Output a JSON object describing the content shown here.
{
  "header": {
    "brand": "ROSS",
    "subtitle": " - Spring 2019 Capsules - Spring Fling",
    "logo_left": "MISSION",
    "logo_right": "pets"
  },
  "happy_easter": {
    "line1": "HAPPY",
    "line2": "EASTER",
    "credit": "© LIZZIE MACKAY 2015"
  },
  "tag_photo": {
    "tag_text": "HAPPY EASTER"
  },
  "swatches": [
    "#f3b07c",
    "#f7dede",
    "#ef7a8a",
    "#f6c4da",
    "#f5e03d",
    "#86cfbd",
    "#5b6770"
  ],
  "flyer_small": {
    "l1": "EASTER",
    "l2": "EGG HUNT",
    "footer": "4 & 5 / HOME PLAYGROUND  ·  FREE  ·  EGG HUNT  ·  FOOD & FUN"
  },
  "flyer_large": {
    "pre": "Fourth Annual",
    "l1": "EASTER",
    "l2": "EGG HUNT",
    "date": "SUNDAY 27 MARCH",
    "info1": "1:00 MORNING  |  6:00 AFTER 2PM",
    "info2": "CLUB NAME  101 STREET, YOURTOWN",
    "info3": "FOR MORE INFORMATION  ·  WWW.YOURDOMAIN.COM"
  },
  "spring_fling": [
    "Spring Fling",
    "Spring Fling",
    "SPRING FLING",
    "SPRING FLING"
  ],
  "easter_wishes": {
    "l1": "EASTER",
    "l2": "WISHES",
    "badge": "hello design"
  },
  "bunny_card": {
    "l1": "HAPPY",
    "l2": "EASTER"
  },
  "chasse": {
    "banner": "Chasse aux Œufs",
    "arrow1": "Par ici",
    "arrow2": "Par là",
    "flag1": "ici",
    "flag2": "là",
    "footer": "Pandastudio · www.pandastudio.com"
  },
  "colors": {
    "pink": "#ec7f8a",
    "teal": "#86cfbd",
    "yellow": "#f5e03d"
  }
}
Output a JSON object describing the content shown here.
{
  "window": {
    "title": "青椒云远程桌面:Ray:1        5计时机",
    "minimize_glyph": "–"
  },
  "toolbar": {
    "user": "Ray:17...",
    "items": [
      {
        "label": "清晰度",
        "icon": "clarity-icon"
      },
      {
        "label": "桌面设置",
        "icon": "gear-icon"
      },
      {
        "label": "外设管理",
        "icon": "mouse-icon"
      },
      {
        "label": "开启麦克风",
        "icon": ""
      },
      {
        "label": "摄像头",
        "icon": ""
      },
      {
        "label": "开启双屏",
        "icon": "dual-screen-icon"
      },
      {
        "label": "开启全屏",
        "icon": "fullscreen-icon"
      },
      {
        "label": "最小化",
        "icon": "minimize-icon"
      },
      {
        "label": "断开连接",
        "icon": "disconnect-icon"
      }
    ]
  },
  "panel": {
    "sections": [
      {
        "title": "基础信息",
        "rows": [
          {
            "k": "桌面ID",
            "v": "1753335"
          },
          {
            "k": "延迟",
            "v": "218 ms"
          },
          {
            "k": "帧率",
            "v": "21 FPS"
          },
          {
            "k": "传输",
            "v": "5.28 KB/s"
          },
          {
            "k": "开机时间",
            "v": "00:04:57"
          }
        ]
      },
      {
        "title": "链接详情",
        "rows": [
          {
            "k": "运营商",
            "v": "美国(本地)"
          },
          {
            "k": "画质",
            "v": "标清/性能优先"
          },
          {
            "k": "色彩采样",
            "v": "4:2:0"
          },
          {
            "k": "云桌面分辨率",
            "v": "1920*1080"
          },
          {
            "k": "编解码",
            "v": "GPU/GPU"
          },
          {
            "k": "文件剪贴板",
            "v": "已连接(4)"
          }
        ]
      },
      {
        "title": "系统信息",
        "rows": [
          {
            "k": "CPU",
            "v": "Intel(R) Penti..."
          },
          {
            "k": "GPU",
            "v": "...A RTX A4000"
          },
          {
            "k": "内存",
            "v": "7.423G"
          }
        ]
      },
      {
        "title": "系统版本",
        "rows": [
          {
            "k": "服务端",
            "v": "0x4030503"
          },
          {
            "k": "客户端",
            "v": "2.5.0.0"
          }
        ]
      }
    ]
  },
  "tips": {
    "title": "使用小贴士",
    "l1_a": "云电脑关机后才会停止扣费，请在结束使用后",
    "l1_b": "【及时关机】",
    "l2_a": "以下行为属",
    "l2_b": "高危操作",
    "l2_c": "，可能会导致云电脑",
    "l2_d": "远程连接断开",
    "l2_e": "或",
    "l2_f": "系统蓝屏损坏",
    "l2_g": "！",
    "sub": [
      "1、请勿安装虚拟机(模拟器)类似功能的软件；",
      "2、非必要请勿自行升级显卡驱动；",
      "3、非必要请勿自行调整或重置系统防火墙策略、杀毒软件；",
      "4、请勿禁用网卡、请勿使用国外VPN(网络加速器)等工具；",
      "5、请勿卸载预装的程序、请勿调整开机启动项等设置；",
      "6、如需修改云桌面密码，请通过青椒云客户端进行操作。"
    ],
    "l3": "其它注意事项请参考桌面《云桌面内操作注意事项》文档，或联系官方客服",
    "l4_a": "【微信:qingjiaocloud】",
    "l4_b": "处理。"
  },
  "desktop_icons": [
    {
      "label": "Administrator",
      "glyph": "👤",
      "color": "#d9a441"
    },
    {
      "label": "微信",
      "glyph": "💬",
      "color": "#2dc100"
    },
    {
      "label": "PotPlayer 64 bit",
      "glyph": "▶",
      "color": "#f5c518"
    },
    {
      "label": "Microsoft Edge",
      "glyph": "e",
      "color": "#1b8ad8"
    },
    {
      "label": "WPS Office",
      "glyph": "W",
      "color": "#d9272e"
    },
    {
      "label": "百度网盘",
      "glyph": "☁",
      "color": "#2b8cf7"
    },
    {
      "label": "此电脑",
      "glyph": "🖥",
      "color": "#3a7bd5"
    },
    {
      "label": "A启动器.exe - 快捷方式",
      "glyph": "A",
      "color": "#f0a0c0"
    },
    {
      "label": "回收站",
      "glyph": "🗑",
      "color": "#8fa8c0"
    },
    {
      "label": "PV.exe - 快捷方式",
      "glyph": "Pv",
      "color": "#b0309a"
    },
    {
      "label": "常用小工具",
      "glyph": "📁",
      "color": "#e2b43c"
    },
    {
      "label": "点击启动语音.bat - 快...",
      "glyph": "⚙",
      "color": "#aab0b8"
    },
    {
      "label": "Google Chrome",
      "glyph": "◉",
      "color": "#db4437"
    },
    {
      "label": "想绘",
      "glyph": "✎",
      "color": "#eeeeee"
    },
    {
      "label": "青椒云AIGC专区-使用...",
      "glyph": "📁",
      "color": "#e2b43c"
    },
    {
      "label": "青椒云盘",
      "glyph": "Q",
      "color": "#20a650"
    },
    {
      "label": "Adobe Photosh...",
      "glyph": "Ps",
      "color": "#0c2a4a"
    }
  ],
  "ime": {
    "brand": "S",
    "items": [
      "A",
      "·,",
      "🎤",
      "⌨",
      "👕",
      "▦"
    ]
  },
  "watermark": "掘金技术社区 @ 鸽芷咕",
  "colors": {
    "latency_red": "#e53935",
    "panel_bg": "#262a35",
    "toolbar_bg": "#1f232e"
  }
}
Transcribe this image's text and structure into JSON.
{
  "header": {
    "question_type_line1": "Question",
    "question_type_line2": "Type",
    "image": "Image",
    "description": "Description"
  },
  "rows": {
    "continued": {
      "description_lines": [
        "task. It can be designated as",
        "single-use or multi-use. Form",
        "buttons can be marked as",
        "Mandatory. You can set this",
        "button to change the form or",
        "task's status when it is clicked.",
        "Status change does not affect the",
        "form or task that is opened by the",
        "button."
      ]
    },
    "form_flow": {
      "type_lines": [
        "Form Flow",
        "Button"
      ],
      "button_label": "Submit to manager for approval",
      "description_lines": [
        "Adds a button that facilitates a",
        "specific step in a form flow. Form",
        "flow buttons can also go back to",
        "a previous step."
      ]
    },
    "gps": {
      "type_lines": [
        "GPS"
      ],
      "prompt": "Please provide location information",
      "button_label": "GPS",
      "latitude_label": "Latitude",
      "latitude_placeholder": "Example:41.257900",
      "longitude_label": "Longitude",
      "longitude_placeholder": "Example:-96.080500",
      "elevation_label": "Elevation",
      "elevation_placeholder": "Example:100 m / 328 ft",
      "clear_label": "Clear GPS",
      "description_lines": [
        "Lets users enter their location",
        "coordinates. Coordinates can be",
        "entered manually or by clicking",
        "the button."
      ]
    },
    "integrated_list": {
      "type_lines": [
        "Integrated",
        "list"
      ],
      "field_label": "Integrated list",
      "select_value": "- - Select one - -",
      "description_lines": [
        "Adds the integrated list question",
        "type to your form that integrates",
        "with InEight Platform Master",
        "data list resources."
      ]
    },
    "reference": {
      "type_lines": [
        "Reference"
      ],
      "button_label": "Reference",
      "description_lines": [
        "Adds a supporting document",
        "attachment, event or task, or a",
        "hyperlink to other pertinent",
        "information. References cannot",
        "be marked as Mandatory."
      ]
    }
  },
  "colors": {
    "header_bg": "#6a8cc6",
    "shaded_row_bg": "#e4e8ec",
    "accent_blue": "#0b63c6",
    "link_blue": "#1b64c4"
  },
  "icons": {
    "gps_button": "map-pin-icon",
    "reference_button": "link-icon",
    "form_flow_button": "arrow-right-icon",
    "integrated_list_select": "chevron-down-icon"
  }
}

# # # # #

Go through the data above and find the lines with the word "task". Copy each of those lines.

        "task. It can be designated as",
        "task's status when it is clicked.",
        "form or task that is opened by the",
        "attachment, event or task, or a",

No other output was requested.